Top of Data in this exercise

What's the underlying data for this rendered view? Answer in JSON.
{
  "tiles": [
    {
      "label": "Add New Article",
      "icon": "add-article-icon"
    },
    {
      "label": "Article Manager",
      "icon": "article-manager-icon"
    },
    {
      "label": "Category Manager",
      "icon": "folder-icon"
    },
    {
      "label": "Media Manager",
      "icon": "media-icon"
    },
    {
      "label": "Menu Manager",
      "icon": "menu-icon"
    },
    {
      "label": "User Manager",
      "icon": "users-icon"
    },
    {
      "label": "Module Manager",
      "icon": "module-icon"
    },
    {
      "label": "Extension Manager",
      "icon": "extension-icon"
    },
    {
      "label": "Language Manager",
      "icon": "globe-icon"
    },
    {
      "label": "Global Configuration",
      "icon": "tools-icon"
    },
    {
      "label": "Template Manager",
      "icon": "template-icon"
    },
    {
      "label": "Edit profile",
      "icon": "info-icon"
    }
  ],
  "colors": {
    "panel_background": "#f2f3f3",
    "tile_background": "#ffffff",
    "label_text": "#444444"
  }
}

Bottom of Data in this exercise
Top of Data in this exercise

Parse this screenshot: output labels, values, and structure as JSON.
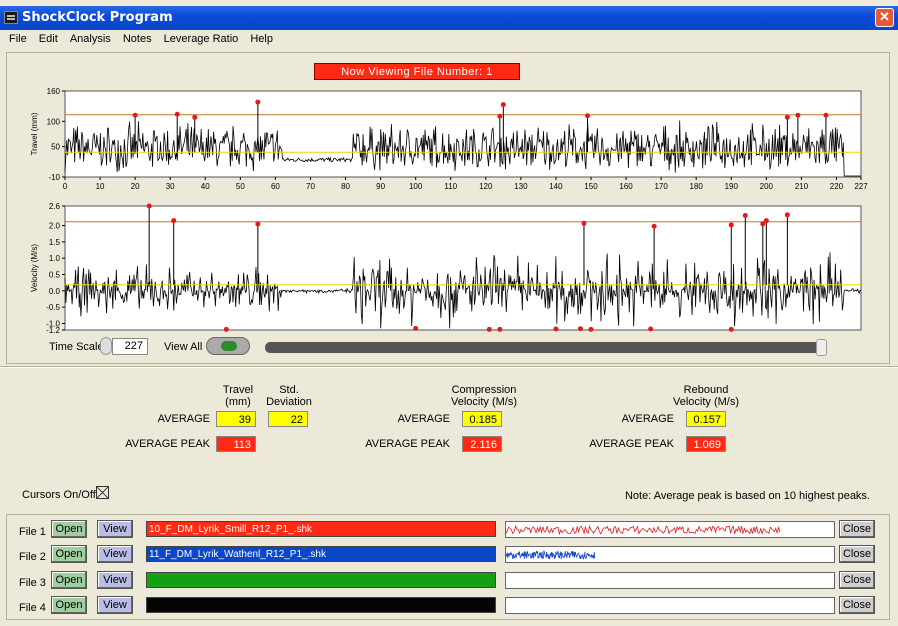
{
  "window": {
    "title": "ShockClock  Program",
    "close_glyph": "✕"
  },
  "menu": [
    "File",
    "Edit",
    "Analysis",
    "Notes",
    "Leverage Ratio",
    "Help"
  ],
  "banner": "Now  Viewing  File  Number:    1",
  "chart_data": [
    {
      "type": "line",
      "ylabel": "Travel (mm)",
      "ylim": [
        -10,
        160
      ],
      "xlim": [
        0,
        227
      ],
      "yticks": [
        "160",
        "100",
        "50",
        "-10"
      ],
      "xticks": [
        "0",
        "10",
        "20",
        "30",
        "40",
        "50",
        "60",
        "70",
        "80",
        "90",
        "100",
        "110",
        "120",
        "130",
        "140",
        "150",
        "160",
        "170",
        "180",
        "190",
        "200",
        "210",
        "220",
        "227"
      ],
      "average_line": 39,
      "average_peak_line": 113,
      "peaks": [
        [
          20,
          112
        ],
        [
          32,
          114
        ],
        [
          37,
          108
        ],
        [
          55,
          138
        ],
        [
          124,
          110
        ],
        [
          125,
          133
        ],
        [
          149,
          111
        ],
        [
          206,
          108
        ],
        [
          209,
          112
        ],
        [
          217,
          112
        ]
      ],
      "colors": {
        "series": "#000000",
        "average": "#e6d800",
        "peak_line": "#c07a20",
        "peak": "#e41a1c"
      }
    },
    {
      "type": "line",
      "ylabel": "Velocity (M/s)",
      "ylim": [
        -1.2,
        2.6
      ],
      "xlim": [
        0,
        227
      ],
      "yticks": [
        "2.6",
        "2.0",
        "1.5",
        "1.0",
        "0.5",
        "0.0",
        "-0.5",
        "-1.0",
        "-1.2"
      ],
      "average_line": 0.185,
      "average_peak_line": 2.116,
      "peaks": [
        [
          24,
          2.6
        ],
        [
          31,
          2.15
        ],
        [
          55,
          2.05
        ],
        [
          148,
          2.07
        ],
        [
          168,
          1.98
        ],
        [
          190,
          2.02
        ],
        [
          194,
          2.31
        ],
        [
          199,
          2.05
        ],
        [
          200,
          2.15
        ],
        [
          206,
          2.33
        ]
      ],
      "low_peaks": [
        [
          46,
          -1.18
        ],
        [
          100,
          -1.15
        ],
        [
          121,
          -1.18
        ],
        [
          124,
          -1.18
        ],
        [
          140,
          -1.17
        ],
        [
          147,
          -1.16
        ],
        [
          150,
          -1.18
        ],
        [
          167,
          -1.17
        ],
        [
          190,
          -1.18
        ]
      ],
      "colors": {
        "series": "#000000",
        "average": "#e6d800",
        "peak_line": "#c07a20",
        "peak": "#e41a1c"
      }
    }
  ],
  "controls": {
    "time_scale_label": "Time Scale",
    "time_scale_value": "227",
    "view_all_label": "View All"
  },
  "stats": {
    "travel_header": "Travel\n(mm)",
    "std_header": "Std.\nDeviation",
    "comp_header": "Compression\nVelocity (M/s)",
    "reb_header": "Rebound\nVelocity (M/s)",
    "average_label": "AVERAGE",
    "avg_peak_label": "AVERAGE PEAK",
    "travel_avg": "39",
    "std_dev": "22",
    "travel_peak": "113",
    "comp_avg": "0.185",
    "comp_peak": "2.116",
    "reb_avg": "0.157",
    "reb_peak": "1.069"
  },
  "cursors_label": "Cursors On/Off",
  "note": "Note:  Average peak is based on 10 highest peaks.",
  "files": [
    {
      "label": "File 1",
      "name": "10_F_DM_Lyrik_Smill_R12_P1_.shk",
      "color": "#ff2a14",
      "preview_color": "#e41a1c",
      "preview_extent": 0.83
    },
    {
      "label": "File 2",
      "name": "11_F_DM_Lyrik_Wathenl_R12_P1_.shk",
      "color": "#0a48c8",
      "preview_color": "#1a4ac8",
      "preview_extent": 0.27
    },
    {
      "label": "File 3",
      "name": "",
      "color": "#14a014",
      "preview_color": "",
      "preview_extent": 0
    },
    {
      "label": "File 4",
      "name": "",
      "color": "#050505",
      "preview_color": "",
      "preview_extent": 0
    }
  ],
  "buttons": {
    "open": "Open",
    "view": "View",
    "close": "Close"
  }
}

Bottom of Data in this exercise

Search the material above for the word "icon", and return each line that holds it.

### [Expected answer]
      "icon": "add-article-icon"
      "icon": "article-manager-icon"
      "icon": "folder-icon"
      "icon": "media-icon"
      "icon": "menu-icon"
      "icon": "users-icon"
      "icon": "module-icon"
      "icon": "extension-icon"
      "icon": "globe-icon"
      "icon": "tools-icon"
      "icon": "template-icon"
      "icon": "info-icon"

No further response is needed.